Data to process START

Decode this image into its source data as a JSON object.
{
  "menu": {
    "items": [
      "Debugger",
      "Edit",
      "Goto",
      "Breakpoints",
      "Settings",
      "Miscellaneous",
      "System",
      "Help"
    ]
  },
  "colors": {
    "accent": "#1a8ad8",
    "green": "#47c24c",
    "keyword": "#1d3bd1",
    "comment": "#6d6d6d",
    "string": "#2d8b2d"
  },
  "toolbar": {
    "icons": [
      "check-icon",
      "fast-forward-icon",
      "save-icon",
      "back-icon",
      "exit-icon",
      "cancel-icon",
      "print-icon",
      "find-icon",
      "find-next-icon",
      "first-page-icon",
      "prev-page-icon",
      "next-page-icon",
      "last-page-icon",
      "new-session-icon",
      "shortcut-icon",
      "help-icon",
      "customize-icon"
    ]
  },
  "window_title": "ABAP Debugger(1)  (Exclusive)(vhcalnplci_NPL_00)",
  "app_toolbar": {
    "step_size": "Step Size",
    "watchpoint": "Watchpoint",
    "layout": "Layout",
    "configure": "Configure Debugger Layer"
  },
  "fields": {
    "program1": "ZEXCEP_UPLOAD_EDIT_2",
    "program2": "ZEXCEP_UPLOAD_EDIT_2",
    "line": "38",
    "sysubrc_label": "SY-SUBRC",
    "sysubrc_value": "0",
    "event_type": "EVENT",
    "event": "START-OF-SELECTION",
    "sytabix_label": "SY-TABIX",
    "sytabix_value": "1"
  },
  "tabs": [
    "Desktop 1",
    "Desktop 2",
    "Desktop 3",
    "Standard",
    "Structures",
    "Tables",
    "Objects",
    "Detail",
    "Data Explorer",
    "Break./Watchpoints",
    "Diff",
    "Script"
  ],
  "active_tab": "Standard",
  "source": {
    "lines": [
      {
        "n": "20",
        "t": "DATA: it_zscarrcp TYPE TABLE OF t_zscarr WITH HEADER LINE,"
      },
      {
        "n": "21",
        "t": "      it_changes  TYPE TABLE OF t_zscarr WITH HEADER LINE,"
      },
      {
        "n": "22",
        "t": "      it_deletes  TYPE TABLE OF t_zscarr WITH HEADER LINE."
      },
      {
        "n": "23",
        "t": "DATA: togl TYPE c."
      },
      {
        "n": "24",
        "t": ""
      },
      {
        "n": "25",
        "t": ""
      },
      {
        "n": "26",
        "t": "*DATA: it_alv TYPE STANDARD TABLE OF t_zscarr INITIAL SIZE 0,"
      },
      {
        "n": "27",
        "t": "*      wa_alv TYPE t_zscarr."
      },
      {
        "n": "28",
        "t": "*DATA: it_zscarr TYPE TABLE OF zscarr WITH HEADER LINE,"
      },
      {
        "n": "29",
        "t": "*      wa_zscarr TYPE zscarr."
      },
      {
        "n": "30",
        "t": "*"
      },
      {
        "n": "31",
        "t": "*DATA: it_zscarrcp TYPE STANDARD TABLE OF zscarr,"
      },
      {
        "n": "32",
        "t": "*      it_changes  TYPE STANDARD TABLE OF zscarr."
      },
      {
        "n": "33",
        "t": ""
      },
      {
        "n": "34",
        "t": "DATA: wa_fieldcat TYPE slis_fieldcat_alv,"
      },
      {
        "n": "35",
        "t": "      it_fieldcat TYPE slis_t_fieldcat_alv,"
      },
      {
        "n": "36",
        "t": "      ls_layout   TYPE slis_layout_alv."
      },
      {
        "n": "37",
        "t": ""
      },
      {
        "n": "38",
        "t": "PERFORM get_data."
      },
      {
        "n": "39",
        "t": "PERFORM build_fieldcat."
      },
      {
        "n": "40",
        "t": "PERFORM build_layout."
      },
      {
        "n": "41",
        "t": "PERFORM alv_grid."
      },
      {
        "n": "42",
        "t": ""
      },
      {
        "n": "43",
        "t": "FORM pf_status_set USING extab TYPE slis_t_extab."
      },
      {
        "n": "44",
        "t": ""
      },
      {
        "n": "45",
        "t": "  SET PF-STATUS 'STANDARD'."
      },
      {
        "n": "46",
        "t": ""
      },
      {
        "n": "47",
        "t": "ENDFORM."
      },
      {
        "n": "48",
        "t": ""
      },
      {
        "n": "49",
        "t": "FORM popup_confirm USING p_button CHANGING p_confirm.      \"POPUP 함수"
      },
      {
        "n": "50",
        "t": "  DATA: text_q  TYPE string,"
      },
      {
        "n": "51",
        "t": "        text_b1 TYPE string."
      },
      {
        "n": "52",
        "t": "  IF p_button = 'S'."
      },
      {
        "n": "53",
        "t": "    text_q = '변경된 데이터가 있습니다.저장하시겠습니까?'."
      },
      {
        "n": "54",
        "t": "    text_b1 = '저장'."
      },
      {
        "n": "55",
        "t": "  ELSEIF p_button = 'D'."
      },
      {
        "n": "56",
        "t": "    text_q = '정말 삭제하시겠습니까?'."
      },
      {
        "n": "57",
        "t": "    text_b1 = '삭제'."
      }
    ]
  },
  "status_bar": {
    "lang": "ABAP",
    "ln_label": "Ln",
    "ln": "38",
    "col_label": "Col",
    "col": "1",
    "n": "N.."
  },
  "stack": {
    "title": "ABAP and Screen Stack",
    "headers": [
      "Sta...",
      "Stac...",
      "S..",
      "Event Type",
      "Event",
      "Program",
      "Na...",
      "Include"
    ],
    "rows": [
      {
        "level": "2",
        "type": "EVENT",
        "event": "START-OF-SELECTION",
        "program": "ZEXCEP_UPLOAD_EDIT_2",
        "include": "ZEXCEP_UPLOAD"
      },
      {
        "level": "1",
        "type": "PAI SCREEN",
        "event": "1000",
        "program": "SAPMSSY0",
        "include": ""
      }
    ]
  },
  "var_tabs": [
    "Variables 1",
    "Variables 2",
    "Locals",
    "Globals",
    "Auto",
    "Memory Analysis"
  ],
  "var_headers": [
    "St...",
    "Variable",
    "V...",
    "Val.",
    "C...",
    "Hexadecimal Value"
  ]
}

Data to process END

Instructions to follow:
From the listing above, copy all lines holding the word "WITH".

Reply to the exercise:
        "t": "DATA: it_zscarrcp TYPE TABLE OF t_zscarr WITH HEADER LINE,"
        "t": "      it_changes  TYPE TABLE OF t_zscarr WITH HEADER LINE,"
        "t": "      it_deletes  TYPE TABLE OF t_zscarr WITH HEADER LINE."
        "t": "*DATA: it_zscarr TYPE TABLE OF zscarr WITH HEADER LINE,"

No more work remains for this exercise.